RDK Management provided figures today pointing toward the continued adoption of RDK (Reference Design Kit) open source software used to power customer-premise equipment (CPE) for broadband and video service providers.
“RDK now powers more than 60 million devices deployed by service providers around the world that require flexibility and control over their CPE software and diagnostics data,” said Steve Heeb, president and general manager of RDK, in a statement. “The new RDK App Framework enables them to develop and manage apps easily, and RDK broadband software is capable of powering next-gen gateways across DOCSIS, DSL, and GPON. Over the past year, the RDK community has been actively working to develop open source software for connected cameras, which we expect to make available soon, to provide a new avenue of growth for operators.”

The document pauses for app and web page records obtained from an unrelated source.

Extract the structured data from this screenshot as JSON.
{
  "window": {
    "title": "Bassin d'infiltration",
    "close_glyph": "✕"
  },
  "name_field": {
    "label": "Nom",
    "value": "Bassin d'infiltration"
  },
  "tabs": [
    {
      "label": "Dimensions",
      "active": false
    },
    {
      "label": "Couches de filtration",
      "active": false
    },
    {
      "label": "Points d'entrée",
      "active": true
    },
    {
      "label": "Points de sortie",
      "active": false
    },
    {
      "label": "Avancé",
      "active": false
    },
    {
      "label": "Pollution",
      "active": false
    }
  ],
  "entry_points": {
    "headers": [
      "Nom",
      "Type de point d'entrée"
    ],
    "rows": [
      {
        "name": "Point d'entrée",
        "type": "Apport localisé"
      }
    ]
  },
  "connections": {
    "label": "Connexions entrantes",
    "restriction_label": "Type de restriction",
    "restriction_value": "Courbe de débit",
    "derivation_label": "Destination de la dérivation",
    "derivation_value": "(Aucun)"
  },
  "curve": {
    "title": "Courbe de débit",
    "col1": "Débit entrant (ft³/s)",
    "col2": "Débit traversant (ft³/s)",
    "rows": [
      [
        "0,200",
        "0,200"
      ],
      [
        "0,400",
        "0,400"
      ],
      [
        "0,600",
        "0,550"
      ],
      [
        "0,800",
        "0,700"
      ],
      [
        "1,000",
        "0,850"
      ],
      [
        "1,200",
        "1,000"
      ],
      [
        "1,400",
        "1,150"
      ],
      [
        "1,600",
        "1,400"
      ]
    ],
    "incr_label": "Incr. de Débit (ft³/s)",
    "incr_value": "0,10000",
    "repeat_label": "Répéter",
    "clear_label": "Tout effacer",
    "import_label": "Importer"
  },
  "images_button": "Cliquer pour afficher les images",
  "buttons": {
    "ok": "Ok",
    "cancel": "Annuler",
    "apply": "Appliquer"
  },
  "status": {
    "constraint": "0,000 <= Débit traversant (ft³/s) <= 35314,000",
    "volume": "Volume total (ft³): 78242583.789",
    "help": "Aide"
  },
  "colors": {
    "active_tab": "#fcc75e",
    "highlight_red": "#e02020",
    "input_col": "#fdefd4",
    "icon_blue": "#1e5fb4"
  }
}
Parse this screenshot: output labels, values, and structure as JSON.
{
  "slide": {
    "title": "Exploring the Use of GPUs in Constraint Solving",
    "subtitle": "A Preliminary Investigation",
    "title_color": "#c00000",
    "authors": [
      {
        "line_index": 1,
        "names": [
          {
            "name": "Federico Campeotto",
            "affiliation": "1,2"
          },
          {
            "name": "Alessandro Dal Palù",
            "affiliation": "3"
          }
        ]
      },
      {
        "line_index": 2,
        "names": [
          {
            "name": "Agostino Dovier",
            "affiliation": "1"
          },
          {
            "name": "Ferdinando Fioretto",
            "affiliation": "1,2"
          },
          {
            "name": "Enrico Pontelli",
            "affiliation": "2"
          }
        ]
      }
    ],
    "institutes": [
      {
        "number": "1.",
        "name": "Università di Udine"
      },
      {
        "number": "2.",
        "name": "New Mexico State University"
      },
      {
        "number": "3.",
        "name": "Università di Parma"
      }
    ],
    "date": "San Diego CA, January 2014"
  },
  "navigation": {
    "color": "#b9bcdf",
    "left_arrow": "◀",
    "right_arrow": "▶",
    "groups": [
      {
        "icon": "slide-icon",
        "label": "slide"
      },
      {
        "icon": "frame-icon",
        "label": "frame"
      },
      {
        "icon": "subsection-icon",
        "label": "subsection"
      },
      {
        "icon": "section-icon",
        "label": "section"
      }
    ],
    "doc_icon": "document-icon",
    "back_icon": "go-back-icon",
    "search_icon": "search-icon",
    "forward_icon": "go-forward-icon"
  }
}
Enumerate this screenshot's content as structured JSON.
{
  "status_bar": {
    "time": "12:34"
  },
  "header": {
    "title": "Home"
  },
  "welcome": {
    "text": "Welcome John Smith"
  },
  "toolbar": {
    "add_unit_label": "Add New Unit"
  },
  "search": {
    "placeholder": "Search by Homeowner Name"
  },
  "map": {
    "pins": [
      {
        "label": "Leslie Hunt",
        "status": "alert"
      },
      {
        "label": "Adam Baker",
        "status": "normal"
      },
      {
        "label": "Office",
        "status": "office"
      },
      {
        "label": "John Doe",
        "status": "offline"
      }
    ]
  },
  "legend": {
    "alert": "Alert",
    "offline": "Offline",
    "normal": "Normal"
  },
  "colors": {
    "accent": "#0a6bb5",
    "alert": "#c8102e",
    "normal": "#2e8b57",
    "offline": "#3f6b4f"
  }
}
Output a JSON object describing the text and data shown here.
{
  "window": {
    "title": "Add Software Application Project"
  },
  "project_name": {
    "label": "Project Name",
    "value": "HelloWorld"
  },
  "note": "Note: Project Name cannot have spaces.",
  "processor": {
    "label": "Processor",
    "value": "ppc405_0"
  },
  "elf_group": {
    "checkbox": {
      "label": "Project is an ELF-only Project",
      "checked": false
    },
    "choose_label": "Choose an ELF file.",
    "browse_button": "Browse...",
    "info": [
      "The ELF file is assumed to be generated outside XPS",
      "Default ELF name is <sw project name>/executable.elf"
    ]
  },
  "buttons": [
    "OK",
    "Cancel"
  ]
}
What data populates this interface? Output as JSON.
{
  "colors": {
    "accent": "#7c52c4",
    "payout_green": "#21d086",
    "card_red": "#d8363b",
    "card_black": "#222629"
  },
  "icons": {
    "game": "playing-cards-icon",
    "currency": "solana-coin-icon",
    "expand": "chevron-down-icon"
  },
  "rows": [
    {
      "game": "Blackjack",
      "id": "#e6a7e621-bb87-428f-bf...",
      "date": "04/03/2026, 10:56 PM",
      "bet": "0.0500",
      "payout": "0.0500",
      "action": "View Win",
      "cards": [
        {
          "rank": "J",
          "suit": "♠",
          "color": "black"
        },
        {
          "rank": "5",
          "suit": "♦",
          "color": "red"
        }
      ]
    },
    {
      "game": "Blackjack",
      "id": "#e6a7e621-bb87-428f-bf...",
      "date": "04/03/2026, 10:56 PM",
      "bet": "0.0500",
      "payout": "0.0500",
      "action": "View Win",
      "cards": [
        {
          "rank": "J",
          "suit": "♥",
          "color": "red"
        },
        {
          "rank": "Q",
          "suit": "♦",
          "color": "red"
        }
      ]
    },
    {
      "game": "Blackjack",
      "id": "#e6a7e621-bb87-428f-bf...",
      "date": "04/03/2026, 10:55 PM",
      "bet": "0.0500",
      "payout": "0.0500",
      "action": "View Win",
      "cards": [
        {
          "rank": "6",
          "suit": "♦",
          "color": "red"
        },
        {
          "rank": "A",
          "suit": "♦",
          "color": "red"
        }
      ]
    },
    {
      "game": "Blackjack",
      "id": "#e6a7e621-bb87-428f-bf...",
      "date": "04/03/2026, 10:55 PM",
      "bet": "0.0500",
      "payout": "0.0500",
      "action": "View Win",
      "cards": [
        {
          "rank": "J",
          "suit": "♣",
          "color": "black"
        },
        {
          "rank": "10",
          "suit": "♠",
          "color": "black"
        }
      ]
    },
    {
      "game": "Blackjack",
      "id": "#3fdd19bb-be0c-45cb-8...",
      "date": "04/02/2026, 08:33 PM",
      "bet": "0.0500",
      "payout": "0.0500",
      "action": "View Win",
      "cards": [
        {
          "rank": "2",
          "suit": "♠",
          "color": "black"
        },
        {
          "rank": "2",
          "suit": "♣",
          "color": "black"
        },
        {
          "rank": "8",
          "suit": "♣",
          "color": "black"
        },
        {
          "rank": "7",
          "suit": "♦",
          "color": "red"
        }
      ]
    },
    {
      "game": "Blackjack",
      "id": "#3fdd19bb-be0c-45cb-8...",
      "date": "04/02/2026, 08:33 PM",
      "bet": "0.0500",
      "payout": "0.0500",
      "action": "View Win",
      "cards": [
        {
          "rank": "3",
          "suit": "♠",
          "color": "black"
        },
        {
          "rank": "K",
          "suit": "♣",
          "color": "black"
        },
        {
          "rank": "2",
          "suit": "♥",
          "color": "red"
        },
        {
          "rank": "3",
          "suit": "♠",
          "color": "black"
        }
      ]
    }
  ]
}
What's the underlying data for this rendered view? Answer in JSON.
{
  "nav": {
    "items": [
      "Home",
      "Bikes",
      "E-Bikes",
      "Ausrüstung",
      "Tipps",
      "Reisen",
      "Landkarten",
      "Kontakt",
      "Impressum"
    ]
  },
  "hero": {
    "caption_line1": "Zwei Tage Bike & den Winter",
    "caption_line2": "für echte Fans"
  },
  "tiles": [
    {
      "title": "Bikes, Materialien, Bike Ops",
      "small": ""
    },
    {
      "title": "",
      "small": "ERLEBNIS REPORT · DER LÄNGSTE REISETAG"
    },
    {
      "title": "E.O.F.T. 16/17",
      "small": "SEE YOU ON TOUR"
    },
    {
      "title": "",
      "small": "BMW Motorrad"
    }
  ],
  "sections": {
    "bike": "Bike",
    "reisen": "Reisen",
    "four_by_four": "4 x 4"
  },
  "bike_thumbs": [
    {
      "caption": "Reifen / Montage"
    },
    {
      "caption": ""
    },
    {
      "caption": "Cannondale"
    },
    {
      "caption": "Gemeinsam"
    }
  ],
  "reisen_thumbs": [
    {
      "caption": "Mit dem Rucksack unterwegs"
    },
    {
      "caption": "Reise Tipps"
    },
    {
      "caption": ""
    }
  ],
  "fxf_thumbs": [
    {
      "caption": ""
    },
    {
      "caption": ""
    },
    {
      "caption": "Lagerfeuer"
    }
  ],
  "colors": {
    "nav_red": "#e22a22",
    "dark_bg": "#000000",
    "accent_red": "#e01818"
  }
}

The new total is up from 50 million since last spring. Companies that have disclosed deployment plans for RDK-based services include Comcast, Cox, J:COM, Liberty Global, Megacable, Melita, MEO, NOS, NOWO, Rogers, Shaw, SFR (part of Altice Europe), Tele Columbus, Vidéotron, Vodafone (formerly Kabel Deutschland), VTR, and Ziggo.
RDK is an open source software platform that standardizes core functions used in broadband, video and IoT connected devices. The hope is that by standardizing these functions, service providers can develop and deploy applications and services, independent of hardware platforms, and control their device diagnostics data, business models and apps.
RDK is competing for market share in the pay TV space with Android TV. Pay TV operators’ options when it comes to building new set-top boxes typically include either something based on Linux, Android TV or RDK. Given the demand from consumers for streaming video apps alongside traditional video services, Android TV makes for a compelling choice with its built-in access to thousands of apps via Google Play.
Comcast potentially addressed the app gap for RDK last year when it acquired Metrological, which runs its own app store. nScreenMedia analyst Colin Dixon, who broke the news of the deal, said that the agreement likely puts RDK in a better position to compete against Android TV.
“The combination of RDK and Metrological provides a much more credible option for operators against Android TV,” he wrote. “Though it is unclear how Comcast will manage Metrological if it has bought it, we should expect the bond between RDK and Metrological to become much stronger.”